The above image is from 2004, when I-Con was in full swing. This is what I-Con 32 looked like yesterday.
Saturday at I-Con
When I heard I-Con was coming back after a five year hiatus, I made plans to attend. I’m a big fan of the con, having attended more than twenty of them over years.
Sadly the con was not in it’s traditional venue at SUNY Stony Brook. I-Con 32 was being held at the Brentwood campus of Suffolk Community College. Still, I wasn’t going to let that stand in my way so Saturday morning my daughter and I got in the car and off we went.
That’s where we ran into our first problem. I’ve never been to the SCCC Brentwood Campus and I’m not at all familiar with it. The directions page on the website had only the Google map embed. There was no indication of where to actually go to get to the con. But I figured we’d drive to the campus and there would be plenty of signs to tell us where to go. I figured wrong.
I drove in the main entrance, which seemed like the logical thing to do, and there were no signs. We drove around a bit and still there were no signs. I almost turned the car around and wen home, but we were already there so I figured I’d park and walk around a bit. Luckily, we spotted a couple con-goers and they directed us to the HESC building where the con was being held.

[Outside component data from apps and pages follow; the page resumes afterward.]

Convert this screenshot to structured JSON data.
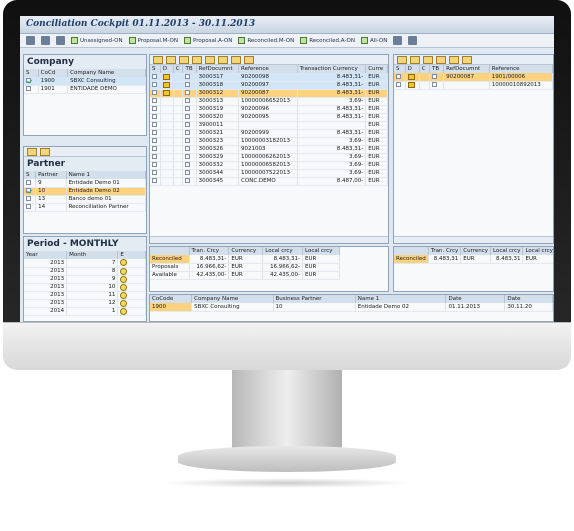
{
  "app": {
    "title": "Conciliation Cockpit 01.11.2013 - 30.11.2013"
  },
  "toolbar": {
    "buttons": [
      "Unassigned-ON",
      "Proposal.M-ON",
      "Proposal.A-ON",
      "Reconciled.M-ON",
      "Reconciled.A-ON",
      "All-ON"
    ]
  },
  "company": {
    "title": "Company",
    "columns": [
      "S",
      "CoCd",
      "Company Name"
    ],
    "rows": [
      [
        "1900",
        "SBXC Consulting"
      ],
      [
        "1901",
        "ENTIDADE DEMO"
      ]
    ]
  },
  "partner": {
    "title": "Partner",
    "columns": [
      "S",
      "Partner",
      "Name 1"
    ],
    "rows": [
      [
        "9",
        "Entidade Demo 01"
      ],
      [
        "10",
        "Entidade Demo 02"
      ],
      [
        "13",
        "Banco demo 01"
      ],
      [
        "14",
        "Reconciliation Partner"
      ]
    ]
  },
  "period": {
    "title": "Period - MONTHLY",
    "columns": [
      "Year",
      "Month",
      "E"
    ],
    "rows": [
      [
        "2013",
        "7"
      ],
      [
        "2013",
        "8"
      ],
      [
        "2013",
        "9"
      ],
      [
        "2013",
        "10"
      ],
      [
        "2013",
        "11"
      ],
      [
        "2013",
        "12"
      ],
      [
        "2014",
        "1"
      ]
    ]
  },
  "docs": {
    "columns": [
      "S",
      "D",
      "C",
      "TB",
      "RefDocumnt",
      "Reference",
      "Transaction Currency",
      "Curre"
    ],
    "rows": [
      [
        "3000317",
        "90200098",
        "8.483,31-",
        "EUR"
      ],
      [
        "3000318",
        "90200097",
        "8.483,31-",
        "EUR"
      ],
      [
        "3000312",
        "90200087",
        "8.483,31-",
        "EUR"
      ],
      [
        "3000313",
        "10000006652013",
        "3,69-",
        "EUR"
      ],
      [
        "3000319",
        "90200096",
        "8.483,31-",
        "EUR"
      ],
      [
        "3000320",
        "90200095",
        "8.483,31-",
        "EUR"
      ],
      [
        "3900011",
        "",
        "",
        "EUR"
      ],
      [
        "3000321",
        "90200999",
        "8.483,31-",
        "EUR"
      ],
      [
        "3000323",
        "10000003182013",
        "3,69-",
        "EUR"
      ],
      [
        "3000326",
        "9021003",
        "8.483,31-",
        "EUR"
      ],
      [
        "3000329",
        "10000006262013",
        "3,69-",
        "EUR"
      ],
      [
        "3000332",
        "10000006582013",
        "3,69-",
        "EUR"
      ],
      [
        "3000344",
        "10000007522013",
        "3,69-",
        "EUR"
      ],
      [
        "3000345",
        "CONC.DEMO",
        "8.487,00-",
        "EUR"
      ]
    ]
  },
  "right_docs": {
    "columns": [
      "S",
      "D",
      "C",
      "TB",
      "RefDocumnt",
      "Reference"
    ],
    "rows": [
      [
        "90200087",
        "1901/00006"
      ],
      [
        "",
        "10000010892013"
      ]
    ]
  },
  "summary": {
    "columns": [
      "",
      "Tran. Crcy",
      "Currency",
      "Local crcy",
      "Local crcy"
    ],
    "rows": [
      [
        "Reconciled",
        "8.483,31-",
        "EUR",
        "8.483,31-",
        "EUR"
      ],
      [
        "Proposals",
        "16.966,62-",
        "EUR",
        "16.966,62-",
        "EUR"
      ],
      [
        "Available",
        "42.435,00-",
        "EUR",
        "42.435,00-",
        "EUR"
      ]
    ]
  },
  "right_summary": {
    "columns": [
      "",
      "Tran. Crcy",
      "Currency",
      "Local crcy",
      "Local crcy"
    ],
    "rows": [
      [
        "Reconciled",
        "8.483,31",
        "EUR",
        "8.483,31",
        "EUR"
      ]
    ]
  },
  "bottom": {
    "columns": [
      "CoCode",
      "Company Name",
      "Business Partner",
      "Name 1",
      "Date",
      "Date"
    ],
    "rows": [
      [
        "1900",
        "SBXC Consulting",
        "10",
        "Entidade Demo 02",
        "01.11.2013",
        "30.11.20"
      ]
    ]
  }
}
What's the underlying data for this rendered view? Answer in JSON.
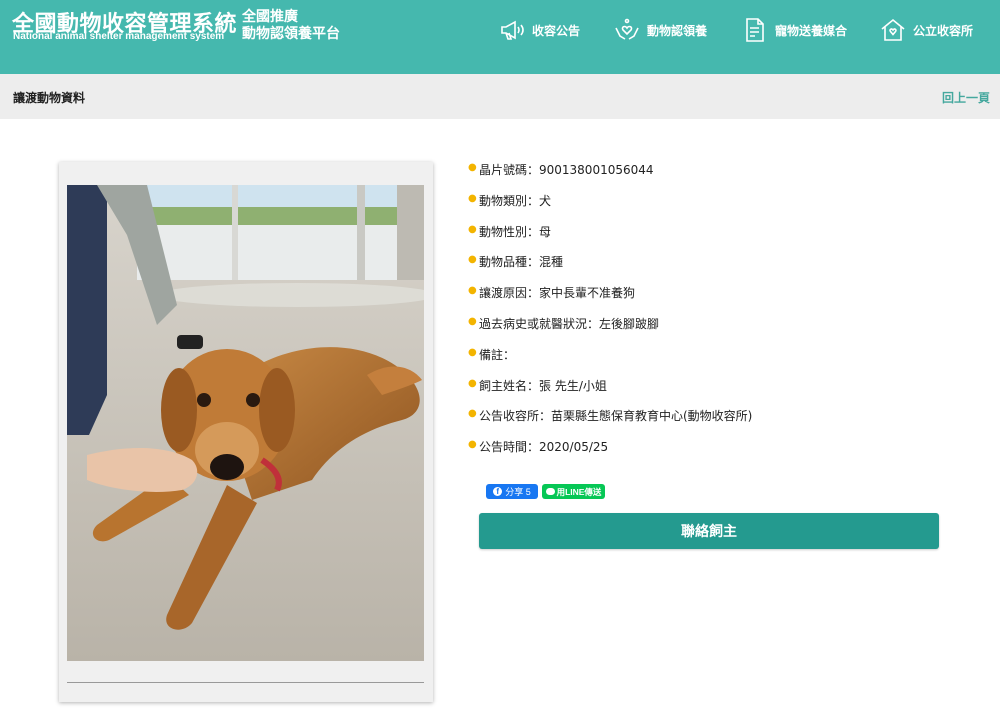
{
  "header": {
    "title": "全國動物收容管理系統",
    "subtitle": "National animal shelter management system",
    "side_line1": "全國推廣",
    "side_line2": "動物認領養平台",
    "nav": [
      {
        "label": "收容公告",
        "icon": "megaphone-icon"
      },
      {
        "label": "動物認領養",
        "icon": "adopt-hands-icon"
      },
      {
        "label": "寵物送養媒合",
        "icon": "document-icon"
      },
      {
        "label": "公立收容所",
        "icon": "shelter-house-icon"
      }
    ]
  },
  "subbar": {
    "title": "讓渡動物資料",
    "back": "回上一頁"
  },
  "details": [
    "晶片號碼：900138001056044",
    "動物類別：犬",
    "動物性別：母",
    "動物品種：混種",
    "讓渡原因：家中長輩不准養狗",
    "過去病史或就醫狀況：左後腳跛腳",
    "備註：",
    "飼主姓名：張 先生/小姐",
    "公告收容所：苗栗縣生態保育教育中心(動物收容所)",
    "公告時間：2020/05/25"
  ],
  "share": {
    "facebook": "分享 5",
    "line": "用LINE傳送"
  },
  "contact_button": "聯絡飼主",
  "colors": {
    "header": "#45b8ae",
    "button": "#249a8f",
    "bullet": "#f3b400",
    "subbar": "#ededed"
  }
}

We finally find the con and I plunk down seventy bucks for the memberships, Saturday only for me and a kids ticket for my daughter, and we make our way to the gym. I’ll, for a few seconds after crossing the threshold, I felt like this was truly I-Con reborn. I saw cosplayers walking around and rows of dealers’ tables and I was transported back. But soon I realized it was just a fugazi. There were not even two full rows of dealer tables. A lot of the people seemed to have come to the con dressed at empty seats.
We walked the couple rows of dealer tables. Then we made our way to the kid’s area to check out the “Free Play” time. The kids programs were being held in “Space C” on the gym floor. Space C turned out to be a small area, walled off by curtains with four tables jammed into it. There were no staff there running programs, just a bunch coloring books and crayons on the tables.
We had some time to kill before the panel we wanted to go to, so we walked around some more. The gaming area was pretty much empty. There were a lot of games on the schedule, but I didn’t see many being run. We got a snack and watched some boffer fights for a while.
We decided to give the kid’s area shot again and check out the “Nerdy Puzzles” program. Again, no staff in Space C and apparently “Nerdy Puzzles” was a few boxes of Star Wars jigsaw puzzles left on the table.
When it was time to go to our panel, I noted that there was no map, sign or other indication where the room was. Again, we took to wandering around and found the hallway with the classrooms where the panels were being held. The signs on the rooms with the individual schedules were all printed in small type, necessitating me to maneuver around people in a crowded hallway so I could get in close to read them.
After our panel, there was nothing else on the schedule that looked interesting, so we walked around a bit more and left. All in all, we spent about four hours there.
It does feel a little churlish to complain about the results. After all I’m sure the con organizers did their best.
Complaints and Excuses
From reading the reactions on Facebook, a good number of people seem to feel that the content delivered by the con did not warrant the price of membership. I don’t care so much about the money. If my $70 goes toward making a better con experience down the road, I’m OK with that. I’m mostly just disappointed in what was delivered.
Here’s a response from the I-Con powers that be about the complaints.
I get the problems they had and I’m sympathetic. But the bottom line is, things weren’t run well and there just wasn’t that much to do. And no matter what your reason is for that, it just doesn’t matter. If your customers are unhappy with your product, it’s not the customers who are wrong.
As for, “If you build it, they will come”, there’s a term for that. Buyers are liars. If you’re relying on that to bring people to your event, you’re already starting out in a hole.”
Next year, in Jerusalem
So, what’s the plan for next time?
I’m not going to ask for my money back or anything. I was happy to see the con back and I’ll go next year (or whenever) for I-Con 33, if there is one. But it’s clear to me that they were just not ready to run a Convention of this magnitude. A lot of things, not having to do with money, just were not done well.
I expect there was a lot of institutional knowledge that was lost in the five year hiatus. There’s no substitute for actual experience.
Given the money issues and other problems, it’s not clear that I-Con has much of a future without the beneficence of SUNY Stony Brook. Maybe the con can return to its roots and run a somewhat smaller con, bigger than the little hotel cons, but not the big con that I-Con used to be.